Updated February 21, 2017 | Factmonster Staff
2002 Nobel Prize Winners
Jimmy Carter, former president of the United States
- Peace: Jimmy Carter, former U.S. president and , were cited "for their work for a better organized and more peaceful world."
- Literature: Sir V.S. Naipaul (UK) "for having united perceptive narrative and incorruptible scrutiny in works that compel us to see the presence of suppressed histories." Known for his singular style of compelling prose, Naipaul has explored alienation and the hardships of postcolonial countries in his works of fiction, nonfiction, and occasional blend of the two.
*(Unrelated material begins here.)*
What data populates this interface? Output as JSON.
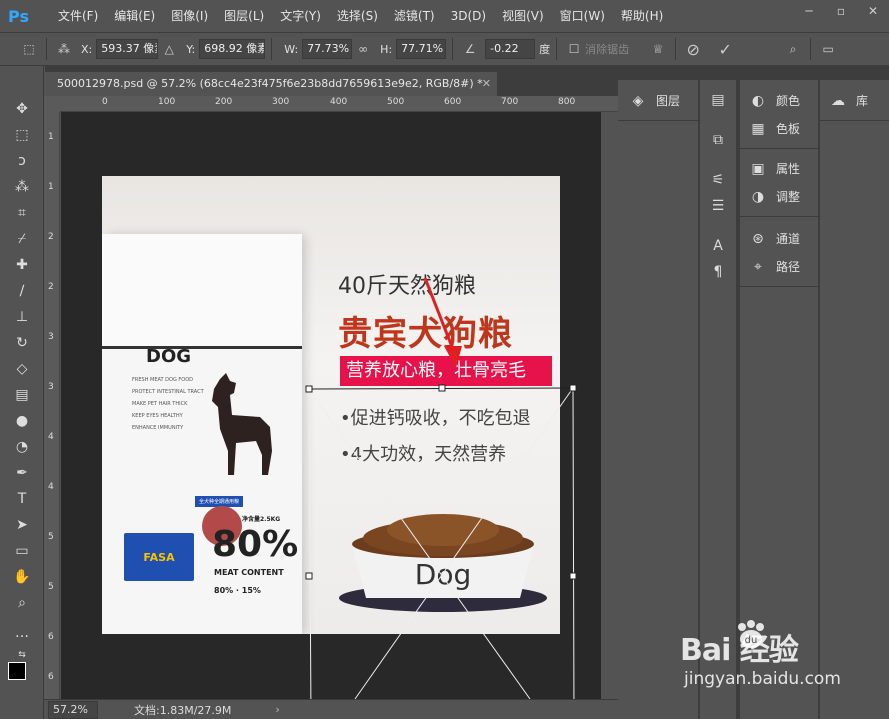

In Beyond Belief (1998), he powerfully analyzed modern Islam.
- Physics: Raymond Davis, Jr., (U.S.) and Masatoshi Koshiba Japan "for pioneering contributions to astrophysics, in particular for the detection of cosmic neutrinos." Riccardo Giacconi (U.S.) "for pioneering contributions to astrophysics, which have led to the discovery of cosmic X-ray sources." Wolfgang Ketterle (Germany), Eric A. Cornell, and Carl E. Wieman (both U.S.) "for the achievement of Bose-Einstein condensation in dilute gases of alkali atoms, and for early fundamental studies of the properties of the condensates." In discovering the Bose-Einstein condensate, a new state of matter, the laureates have explained "the secrets of the microworld of quantum physics."
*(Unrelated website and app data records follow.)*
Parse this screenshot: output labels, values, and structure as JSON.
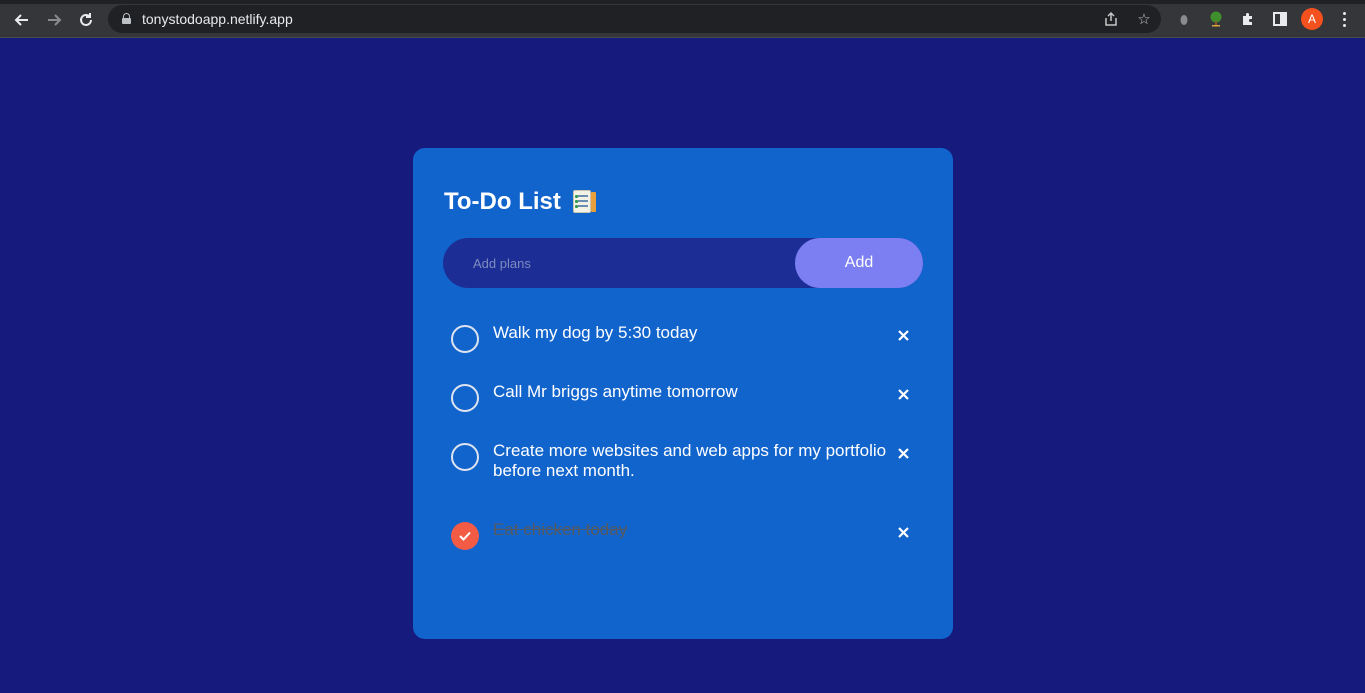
{
  "browser": {
    "url": "tonystodoapp.netlify.app",
    "avatar_letter": "A",
    "icons": [
      "back-icon",
      "forward-icon",
      "reload-icon",
      "lock-icon",
      "share-icon",
      "star-icon",
      "extension-icon",
      "tree-extension-icon",
      "puzzle-icon",
      "side-panel-icon",
      "menu-icon"
    ]
  },
  "app": {
    "title": "To-Do List",
    "title_icon": "notepad-icon",
    "input_placeholder": "Add plans",
    "add_label": "Add",
    "todos": [
      {
        "text": "Walk my dog by 5:30 today",
        "done": false
      },
      {
        "text": "Call Mr briggs anytime tomorrow",
        "done": false
      },
      {
        "text": "Create more websites and web apps for my portfolio before next month.",
        "done": false
      },
      {
        "text": "Eat chicken today",
        "done": true
      }
    ]
  },
  "colors": {
    "page_bg": "#161a7c",
    "card_bg": "#1264cd",
    "input_bg": "#1c2e95",
    "button_bg": "#7b7ff2",
    "done_check": "#f35b44"
  }
}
- Chemistry: One-half jointly to William S. Knowles (U.S.) and Ryoji Noyori (Japan) "for their work on chirally catalysed hydrogenation reactions," and one-half to K. Barry Sharpless (U.S.) "for his work on chirally catalysed oxidation reactions." They "have opened up a new field of research in which it is possible to synthesize molecules and material with new properties."
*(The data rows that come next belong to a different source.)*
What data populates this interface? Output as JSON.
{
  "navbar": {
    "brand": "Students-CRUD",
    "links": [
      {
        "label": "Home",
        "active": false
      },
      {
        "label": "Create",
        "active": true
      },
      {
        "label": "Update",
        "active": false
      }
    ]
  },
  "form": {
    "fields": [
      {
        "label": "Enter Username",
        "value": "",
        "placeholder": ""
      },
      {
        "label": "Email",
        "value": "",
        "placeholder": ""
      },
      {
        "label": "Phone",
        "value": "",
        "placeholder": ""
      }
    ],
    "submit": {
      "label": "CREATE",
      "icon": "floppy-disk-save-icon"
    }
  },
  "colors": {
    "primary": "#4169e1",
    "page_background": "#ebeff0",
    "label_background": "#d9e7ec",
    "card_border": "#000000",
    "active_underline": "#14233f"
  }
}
- Medicine: Leland H. Hartwell (U.S.), R. Timothy Hunt, and Paul M. Nurse (both U.K.), for their discoveries of "key regulators of the cell cycle." Their discoveries concerning control of the cell cycle "may in the long term open new possibilities for cancer treatment."
- Economics: George A. Akerlof, A. Michael Spence, and Joseph E. Stiglitz (all U.S.) "for their analyses of markets with asymmetric information." "The laureates' contributions form the core of modern information economics."